Even the most casual observer of foreign affairs now knows that Western allies like Israel are allowed to violate the humanitarian dimension of that bloc’s so-called “rules-based order” with impunity while those of its rivals like Russia who are only accused of doing so risk facing their wrath in response.
The Financial Times reported on Wednesday that “Rush by west to back Israel erodes developing countries’ support for Ukraine”, which cited diplomats and officials who drew attention to how their bloc’s double standards towards these two conflicts discredited it in the Global South. They accurately assessed that this hypocritical stance cost their side whatever gains it made over the past 20 months in winning some hearts and minds among the Global Majority in the developing world.
Even the most casual observer of foreign affairs now knows that Western allies like Israel are allowed to violate the humanitarian dimension of that bloc’s so-called “rules-based order” with impunity while those of its rivals like Russia who are only accused of doing so risk facing their wrath in response. Unlike the West’s reaction to Russia’s special operation, not a single policymaker is talking about imposing sanctions against Israel or arming Hamas to fight a proxy war against it in Gaza.
This bloc’s double standards are attributable to its strategists concluding that their side has more to gain in the geopolitical sense by supporting Israel and Ukraine even at the expense of discrediting themselves. Despite some serious disagreements with Netanyahu, the West still considers Israel to be their “unsinkable aircraft carrier” in West Asia that must always be supported at all costs, while Ukraine is considered to be their nationwide platform for containing and then Balkanizing Russia.
These tangible interests take precedence in their policymaking calculations over the optics and rhetoric connected to the “rules-based order”, the concept of which is nothing more than a means for manipulating popular perceptions about the righteousness of their aforesaid geopolitical causes. The “rules” are only arbitrarily enforced whenever strategists believe that it’s to the West’s benefit to do so while the blind eye that they turn towards their allies’ violations are always explained away in some way.
In this example, Russia’s special operation is portrayed as an unprecedented violation of European borders in the post-World War II period that’s caused more civilian suffering than any continental conflict since then. It’s also presented as unprovoked by downplaying Russia’s legitimate security interests. By contrast, the integrity of Palestine’s borders is ignored on the basis that Israel’s legitimate security interests justify its violation, and this same reasoning is also used to whitewash civilian casualties.

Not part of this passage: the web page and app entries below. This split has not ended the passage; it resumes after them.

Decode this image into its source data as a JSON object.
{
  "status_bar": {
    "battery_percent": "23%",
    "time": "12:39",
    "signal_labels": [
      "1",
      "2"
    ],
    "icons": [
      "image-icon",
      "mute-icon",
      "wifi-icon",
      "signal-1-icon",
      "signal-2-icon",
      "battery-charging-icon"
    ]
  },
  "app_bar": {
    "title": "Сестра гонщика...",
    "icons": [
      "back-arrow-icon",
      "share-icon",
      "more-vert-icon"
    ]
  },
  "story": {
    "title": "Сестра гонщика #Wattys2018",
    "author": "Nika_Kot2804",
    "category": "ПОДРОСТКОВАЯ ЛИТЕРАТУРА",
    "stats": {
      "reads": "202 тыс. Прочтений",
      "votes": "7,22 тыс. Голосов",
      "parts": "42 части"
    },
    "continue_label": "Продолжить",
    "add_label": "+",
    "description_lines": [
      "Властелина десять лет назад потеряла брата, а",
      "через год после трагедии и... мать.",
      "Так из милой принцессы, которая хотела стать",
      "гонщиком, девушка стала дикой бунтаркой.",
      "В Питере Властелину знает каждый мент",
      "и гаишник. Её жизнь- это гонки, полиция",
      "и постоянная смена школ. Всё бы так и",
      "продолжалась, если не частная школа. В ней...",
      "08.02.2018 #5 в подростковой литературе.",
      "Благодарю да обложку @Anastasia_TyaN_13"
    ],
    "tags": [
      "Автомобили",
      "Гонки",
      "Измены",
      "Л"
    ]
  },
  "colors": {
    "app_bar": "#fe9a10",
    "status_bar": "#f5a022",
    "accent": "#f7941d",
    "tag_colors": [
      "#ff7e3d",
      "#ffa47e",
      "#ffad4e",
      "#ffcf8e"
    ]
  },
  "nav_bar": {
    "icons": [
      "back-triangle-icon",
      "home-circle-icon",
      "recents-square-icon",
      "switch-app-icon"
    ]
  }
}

To be clear, there are some very significant differences between these two examples, but the preceding oversimplification of their commonalities is intended to demonstrate how casual observers of foreign affairs in the Global South see them and thus explain why they don’t trust the West’s rhetoric anymore. The double standards on display are simply too pronounced for them to ignore, and in many of these same people’s minds, they extend credence to Russia’s consistent criticisms of Western hypocrisy.
The end effect is that the West’s reputation continues eroding despite the outreaches that some of their officials have made to the Global South over the last 20 months, which is attributable to this bloc’s strategists prioritizing their side’s geopolitical interests over their soft power ones. Unlike Russia’s balanced approach towards Israel and Hamas, the West decided to support the former at the latter’s expense, which exposed the fallacy of its “rules-based order” concept and lost it the Global South’s trust.
Source: the author’s blog